In 2018, registered nurses held about 3.1 million jobs. The largest employers of RNs are as follows:

Hospitals; state, local, and private60%
Ambulatory healthcare services18%
Nursing and residential care facilities7%
Government 5%
Educational services; state, local, and private3%

Oncology Nurse Hours

According to the BLS, most oncology nurses work full time. Some might work nights, weekends, or holidays, and work hours will largely depend on your employer. For instance, nurses in a physician’s office will likely work normal business hours. Those in hospitals or various other facilities may work in shifts to provide round-the-clock care. For some oncology nurses, their jobs require them to be on call or complete longer shifts.

Oncology Nurse Salary

How Much Does an Oncology Nurse Make?

Oncology Nurse Salary

As an oncology nurse, your salary will largely depend on your level of education, experience, employer, and location. In May 2018, the BLS reported the average annual salary for RNs was $71,730, with a range from $50,800 to $106,530 per year.

The average salary of an oncology nurse falls well within this range:

  • How much does an oncology nurse make an hour? The average oncology nurse hourly wage is about $32.32.
  • How much does an oncology nurse make per year? On average, an oncology nurse’s pay is $69,880 per year.
  • How much do oncology nurse practitioners make per year? For oncology nurses who chose to advance their careers to become nurse practitioners, they can earn annual salaries up to $182,750.

Oncology Nurse’s Salary by Experience

Based on figures obtained through PayScale.com, the following oncology nursing salaries are broken down by experience level:

Experience
Annual Salary
Entry-level oncology nurse$61,283
Mid-career oncology nurse$69,901
Experienced oncology nurse$72,118
Late Career oncology nurse$73,342

Oncology Nurse’s Salary Based on Additional Skillsets

Based on figures obtained through PayScale.com, the following oncology nursing salaries are based on additional skillsets.

Skillset
Annual Salary
Patient Education$77,963
Medicine/Surgery$63,330
Acute Care$65,496
Phlebotomy$77,257
Hospice Care$88,475
Stem Cell Transplantation$84,500
Radiation Therapy$64,418
Telemetry$59,177
Critical Care$91,279
Pediatrics$71,175

Oncology Nurse Job Outlook

Are Oncology Nurses in Demand?

The nursing profession is expected to experience steady growth. In fact, for registered nurses, the BLS predicts that employment opportunities will increase 12 percent by 2028. They also predict that overall employment of nurse practitioners will grow 26 percent by 2028!

The demand for both professions is attributed to an increasing need for healthcare services. As the baby-boomer population ages, they will require more preventative care. In addition, many nurses are nearing retirement age, which will create an even greater need.
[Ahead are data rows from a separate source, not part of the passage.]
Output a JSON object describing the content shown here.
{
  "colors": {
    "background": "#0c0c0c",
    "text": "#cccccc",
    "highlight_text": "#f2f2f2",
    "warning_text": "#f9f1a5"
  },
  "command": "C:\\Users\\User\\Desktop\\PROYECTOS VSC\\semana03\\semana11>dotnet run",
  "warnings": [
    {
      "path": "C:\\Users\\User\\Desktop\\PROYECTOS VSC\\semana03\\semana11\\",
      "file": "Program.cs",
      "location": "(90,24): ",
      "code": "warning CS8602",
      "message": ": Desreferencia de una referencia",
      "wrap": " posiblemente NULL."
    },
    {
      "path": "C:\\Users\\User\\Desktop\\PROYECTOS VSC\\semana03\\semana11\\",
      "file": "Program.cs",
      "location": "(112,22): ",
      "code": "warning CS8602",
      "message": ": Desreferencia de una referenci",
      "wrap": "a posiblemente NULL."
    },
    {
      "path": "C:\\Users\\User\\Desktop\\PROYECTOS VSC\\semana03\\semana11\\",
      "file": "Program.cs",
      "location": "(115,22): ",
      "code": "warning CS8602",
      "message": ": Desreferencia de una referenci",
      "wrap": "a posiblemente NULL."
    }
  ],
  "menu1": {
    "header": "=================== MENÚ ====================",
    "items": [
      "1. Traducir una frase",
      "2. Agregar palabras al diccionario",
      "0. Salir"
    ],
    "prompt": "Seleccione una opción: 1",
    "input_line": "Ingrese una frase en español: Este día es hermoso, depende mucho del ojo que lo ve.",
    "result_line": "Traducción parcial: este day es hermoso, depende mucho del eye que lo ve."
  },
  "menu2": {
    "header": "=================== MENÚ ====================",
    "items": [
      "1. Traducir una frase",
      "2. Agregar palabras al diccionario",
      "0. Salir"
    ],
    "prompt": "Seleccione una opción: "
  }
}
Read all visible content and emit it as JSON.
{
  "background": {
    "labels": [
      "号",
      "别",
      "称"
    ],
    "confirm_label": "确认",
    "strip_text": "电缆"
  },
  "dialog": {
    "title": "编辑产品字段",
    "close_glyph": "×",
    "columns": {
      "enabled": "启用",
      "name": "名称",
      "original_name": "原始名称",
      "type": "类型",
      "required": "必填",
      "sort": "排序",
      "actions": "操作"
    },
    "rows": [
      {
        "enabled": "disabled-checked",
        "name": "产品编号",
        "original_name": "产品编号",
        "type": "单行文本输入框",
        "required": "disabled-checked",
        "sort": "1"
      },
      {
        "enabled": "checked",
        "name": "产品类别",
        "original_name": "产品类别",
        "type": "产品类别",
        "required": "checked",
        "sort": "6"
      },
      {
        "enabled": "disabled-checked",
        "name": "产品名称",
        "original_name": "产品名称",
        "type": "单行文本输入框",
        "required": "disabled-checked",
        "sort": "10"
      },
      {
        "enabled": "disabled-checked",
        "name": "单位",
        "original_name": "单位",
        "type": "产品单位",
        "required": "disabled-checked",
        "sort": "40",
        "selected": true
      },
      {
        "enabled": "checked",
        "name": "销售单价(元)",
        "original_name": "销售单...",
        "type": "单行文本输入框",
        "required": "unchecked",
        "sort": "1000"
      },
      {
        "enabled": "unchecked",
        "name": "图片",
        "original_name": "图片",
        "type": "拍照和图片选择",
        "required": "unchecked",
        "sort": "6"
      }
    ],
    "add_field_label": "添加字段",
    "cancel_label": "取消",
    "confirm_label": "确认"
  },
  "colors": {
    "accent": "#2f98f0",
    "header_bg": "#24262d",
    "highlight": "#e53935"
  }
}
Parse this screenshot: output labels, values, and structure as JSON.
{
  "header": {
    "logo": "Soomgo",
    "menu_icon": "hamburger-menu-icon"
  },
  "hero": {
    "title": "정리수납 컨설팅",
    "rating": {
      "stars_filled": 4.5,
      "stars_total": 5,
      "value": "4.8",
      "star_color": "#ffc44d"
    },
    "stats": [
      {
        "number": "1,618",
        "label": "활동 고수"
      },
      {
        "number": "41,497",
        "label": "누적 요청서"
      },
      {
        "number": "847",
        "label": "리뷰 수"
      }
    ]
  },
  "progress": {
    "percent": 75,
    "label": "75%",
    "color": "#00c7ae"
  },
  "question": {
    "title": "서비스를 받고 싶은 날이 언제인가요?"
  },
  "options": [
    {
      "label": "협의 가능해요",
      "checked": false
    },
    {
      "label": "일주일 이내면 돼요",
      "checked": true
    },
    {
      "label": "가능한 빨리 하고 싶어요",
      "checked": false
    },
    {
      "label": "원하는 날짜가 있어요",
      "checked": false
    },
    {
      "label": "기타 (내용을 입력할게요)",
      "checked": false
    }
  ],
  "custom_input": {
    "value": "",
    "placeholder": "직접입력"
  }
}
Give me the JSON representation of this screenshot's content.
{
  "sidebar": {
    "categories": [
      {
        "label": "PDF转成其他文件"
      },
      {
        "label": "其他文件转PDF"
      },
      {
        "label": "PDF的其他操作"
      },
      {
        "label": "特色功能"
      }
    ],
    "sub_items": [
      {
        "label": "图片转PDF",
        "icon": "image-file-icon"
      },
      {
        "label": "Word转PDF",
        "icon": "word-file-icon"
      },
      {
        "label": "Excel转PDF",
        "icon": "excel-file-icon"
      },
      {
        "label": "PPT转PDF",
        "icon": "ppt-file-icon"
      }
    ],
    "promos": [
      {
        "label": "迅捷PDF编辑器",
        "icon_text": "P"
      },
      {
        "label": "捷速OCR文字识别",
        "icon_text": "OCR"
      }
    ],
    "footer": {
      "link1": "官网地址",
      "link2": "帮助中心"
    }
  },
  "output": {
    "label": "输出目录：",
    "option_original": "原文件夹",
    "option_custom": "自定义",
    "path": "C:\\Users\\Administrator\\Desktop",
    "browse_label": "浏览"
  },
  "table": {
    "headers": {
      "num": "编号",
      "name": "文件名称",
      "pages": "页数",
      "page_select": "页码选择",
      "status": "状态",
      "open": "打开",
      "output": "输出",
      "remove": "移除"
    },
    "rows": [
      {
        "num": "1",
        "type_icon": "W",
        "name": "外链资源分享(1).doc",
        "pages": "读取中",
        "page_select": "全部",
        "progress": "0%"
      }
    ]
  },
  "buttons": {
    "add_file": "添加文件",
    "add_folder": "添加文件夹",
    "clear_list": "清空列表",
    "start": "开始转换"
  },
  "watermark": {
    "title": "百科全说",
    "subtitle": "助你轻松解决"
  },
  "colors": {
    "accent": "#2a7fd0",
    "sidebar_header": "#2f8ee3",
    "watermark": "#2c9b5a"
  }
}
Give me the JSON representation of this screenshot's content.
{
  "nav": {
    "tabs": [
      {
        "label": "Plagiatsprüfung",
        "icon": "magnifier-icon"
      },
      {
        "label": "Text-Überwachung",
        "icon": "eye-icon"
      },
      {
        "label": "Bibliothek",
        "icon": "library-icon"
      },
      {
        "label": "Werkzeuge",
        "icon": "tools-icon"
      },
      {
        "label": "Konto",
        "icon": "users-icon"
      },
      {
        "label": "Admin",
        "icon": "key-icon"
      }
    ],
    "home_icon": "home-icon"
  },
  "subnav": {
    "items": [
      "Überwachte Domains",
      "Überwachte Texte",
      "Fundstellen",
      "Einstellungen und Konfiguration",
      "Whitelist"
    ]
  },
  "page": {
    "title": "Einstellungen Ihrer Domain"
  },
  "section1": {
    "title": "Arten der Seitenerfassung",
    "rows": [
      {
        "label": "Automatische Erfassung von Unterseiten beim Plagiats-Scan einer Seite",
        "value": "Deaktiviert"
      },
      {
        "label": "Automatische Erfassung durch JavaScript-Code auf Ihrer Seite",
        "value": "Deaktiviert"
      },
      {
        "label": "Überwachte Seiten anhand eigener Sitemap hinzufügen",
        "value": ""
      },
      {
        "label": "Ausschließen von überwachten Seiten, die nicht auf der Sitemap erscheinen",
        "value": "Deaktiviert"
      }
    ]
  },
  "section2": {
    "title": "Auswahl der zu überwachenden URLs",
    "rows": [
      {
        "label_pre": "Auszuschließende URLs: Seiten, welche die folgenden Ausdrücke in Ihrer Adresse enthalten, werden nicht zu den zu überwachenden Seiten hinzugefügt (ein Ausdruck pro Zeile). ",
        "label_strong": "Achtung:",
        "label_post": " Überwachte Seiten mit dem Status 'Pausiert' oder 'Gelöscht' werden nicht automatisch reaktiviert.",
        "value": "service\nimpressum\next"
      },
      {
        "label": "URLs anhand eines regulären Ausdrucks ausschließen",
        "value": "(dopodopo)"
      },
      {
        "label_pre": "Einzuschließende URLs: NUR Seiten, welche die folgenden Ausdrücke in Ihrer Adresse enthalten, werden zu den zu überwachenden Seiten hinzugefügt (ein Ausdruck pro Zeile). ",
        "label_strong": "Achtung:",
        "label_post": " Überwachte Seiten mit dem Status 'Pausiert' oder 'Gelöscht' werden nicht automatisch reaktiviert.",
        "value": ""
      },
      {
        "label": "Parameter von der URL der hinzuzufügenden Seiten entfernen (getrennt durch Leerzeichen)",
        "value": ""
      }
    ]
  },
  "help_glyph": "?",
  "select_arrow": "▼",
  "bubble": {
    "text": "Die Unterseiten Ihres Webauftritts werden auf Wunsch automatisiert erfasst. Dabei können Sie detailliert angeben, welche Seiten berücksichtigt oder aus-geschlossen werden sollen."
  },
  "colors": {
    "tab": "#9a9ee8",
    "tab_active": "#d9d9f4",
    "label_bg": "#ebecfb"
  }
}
Nursing is a rich profession, full of diverse specialties, careers, and people. Within nursing, there are numerous career paths you can choose, as nurses will always be needed. This is especially evident when you consider the expected job growth for registered nurses and nurse practitioners—which is much faster than the average for all occupations—as well as overall growth in the healthcare field.

Why Pursue Oncology Nurse Training?

Why Pursue Oncology Nurse Training

As you start your educational journey, consider the question: Why do you want to be an oncology nurse? It could be because you want to alleviate the suffering of others. It could also be that you would like to experience professional growth, financial rewards, job security, or the low oncology nurse to patient ratio. Truthfully, there are countless reasons to become an oncology nurse.

The future is made brighter by healers like you. All you have to do is take that first step!